**Required work**. Which lines of the entries contain the string "Competition"? Copy each of them.

[Data excerpts]
━━━━━━━━━━━━━━━━━━━━━━━━━━━━━━

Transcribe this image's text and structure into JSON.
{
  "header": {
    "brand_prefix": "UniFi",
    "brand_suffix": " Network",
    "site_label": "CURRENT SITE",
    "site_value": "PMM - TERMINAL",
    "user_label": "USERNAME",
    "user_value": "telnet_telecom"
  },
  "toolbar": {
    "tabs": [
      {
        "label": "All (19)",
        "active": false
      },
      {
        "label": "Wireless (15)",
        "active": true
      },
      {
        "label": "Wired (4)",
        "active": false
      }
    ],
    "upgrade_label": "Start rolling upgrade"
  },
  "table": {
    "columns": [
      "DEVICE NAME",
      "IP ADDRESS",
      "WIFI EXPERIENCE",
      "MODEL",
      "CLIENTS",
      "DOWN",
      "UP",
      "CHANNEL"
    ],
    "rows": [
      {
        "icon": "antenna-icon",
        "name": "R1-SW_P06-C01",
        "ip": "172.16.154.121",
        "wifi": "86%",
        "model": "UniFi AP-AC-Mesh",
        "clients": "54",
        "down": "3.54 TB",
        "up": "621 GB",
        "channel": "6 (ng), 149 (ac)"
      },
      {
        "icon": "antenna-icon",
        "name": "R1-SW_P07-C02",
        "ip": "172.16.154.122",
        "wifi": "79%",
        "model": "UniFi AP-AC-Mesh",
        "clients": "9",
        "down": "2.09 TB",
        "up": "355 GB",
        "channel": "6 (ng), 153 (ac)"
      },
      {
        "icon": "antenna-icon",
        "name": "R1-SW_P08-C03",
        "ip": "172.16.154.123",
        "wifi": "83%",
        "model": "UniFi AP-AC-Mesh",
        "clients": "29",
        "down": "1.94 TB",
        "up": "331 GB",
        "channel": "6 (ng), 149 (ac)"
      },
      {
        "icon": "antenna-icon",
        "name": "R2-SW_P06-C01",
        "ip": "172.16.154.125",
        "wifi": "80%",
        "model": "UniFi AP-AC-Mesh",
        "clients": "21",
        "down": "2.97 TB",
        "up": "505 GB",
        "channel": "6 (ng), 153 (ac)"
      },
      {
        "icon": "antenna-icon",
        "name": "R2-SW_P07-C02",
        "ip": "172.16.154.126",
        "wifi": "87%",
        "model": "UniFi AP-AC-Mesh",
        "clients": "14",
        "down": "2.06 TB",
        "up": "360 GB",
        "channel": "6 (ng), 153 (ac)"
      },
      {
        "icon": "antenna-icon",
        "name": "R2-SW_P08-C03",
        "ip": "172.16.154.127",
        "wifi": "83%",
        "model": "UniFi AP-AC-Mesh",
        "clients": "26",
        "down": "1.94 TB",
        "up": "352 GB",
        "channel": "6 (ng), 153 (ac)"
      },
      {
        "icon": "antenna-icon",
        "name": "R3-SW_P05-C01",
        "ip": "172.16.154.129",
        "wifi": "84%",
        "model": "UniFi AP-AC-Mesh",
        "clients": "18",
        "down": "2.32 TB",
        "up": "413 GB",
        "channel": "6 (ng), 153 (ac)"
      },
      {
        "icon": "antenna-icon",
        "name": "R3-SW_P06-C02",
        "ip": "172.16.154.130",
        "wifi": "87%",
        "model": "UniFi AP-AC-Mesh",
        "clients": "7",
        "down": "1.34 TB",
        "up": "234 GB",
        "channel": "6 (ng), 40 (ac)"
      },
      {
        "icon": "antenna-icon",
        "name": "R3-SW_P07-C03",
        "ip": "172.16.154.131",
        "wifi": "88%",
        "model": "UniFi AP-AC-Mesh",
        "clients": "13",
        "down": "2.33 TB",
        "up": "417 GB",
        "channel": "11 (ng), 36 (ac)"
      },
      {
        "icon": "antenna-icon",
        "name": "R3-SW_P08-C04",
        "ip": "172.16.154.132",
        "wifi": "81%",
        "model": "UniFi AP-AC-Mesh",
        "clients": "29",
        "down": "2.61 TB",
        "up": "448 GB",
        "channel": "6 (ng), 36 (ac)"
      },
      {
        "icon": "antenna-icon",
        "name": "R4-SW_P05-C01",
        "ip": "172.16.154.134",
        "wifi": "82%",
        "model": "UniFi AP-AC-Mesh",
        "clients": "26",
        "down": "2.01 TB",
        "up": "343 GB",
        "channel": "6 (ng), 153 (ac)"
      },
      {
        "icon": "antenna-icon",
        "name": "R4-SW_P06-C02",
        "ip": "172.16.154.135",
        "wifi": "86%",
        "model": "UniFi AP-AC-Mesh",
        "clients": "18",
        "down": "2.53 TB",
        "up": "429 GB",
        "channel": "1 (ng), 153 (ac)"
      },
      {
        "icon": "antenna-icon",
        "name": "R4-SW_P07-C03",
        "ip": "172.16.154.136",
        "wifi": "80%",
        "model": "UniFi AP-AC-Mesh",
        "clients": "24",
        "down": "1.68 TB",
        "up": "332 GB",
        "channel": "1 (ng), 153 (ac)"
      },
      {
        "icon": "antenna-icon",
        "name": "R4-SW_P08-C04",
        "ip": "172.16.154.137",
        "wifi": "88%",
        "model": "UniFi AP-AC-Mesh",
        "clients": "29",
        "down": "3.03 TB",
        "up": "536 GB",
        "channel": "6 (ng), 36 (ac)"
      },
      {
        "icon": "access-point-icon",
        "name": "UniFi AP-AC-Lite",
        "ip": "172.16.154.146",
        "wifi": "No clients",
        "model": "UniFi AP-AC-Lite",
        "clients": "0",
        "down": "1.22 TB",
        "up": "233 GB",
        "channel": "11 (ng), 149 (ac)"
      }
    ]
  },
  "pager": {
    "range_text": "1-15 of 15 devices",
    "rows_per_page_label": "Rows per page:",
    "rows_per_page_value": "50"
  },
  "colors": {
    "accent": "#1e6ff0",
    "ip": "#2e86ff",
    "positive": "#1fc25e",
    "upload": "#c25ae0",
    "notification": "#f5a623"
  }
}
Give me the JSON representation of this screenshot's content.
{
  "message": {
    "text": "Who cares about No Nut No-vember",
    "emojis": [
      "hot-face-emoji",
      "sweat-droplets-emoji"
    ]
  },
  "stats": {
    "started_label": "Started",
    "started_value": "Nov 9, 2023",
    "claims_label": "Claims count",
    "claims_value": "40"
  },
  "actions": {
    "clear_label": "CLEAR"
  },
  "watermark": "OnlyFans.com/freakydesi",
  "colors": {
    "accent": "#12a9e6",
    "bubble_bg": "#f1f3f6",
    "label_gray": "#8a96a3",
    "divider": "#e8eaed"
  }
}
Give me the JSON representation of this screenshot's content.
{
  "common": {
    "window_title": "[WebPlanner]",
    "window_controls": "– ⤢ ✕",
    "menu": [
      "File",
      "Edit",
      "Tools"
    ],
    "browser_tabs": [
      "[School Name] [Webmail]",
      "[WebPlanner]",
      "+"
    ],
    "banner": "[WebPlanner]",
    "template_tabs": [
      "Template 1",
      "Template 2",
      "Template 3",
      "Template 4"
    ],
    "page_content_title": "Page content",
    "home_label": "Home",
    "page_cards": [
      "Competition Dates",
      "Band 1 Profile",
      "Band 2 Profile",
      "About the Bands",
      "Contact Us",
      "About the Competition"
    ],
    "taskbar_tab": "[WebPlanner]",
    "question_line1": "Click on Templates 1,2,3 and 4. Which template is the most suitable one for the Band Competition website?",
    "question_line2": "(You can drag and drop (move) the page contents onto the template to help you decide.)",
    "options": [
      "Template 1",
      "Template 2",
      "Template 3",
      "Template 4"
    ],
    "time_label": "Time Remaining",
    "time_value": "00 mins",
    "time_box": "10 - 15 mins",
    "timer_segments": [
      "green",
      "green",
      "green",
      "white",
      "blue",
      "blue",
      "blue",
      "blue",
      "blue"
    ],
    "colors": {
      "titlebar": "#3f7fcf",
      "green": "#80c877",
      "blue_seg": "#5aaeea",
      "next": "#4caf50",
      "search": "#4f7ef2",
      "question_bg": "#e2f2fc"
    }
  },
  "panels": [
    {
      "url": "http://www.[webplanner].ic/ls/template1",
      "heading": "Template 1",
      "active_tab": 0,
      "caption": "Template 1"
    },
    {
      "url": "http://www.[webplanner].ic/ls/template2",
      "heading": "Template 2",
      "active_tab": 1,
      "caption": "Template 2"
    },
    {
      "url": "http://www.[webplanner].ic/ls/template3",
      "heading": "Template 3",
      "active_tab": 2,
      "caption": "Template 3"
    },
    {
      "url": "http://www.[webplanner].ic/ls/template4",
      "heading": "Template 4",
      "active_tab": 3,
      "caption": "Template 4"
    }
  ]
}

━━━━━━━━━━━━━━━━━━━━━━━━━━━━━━

**Answer**.
      "Competition Dates",
      "About the Competition"
    "question_line1": "Click on Templates 1,2,3 and 4. Which template is the most suitable one for the Band Competition website?",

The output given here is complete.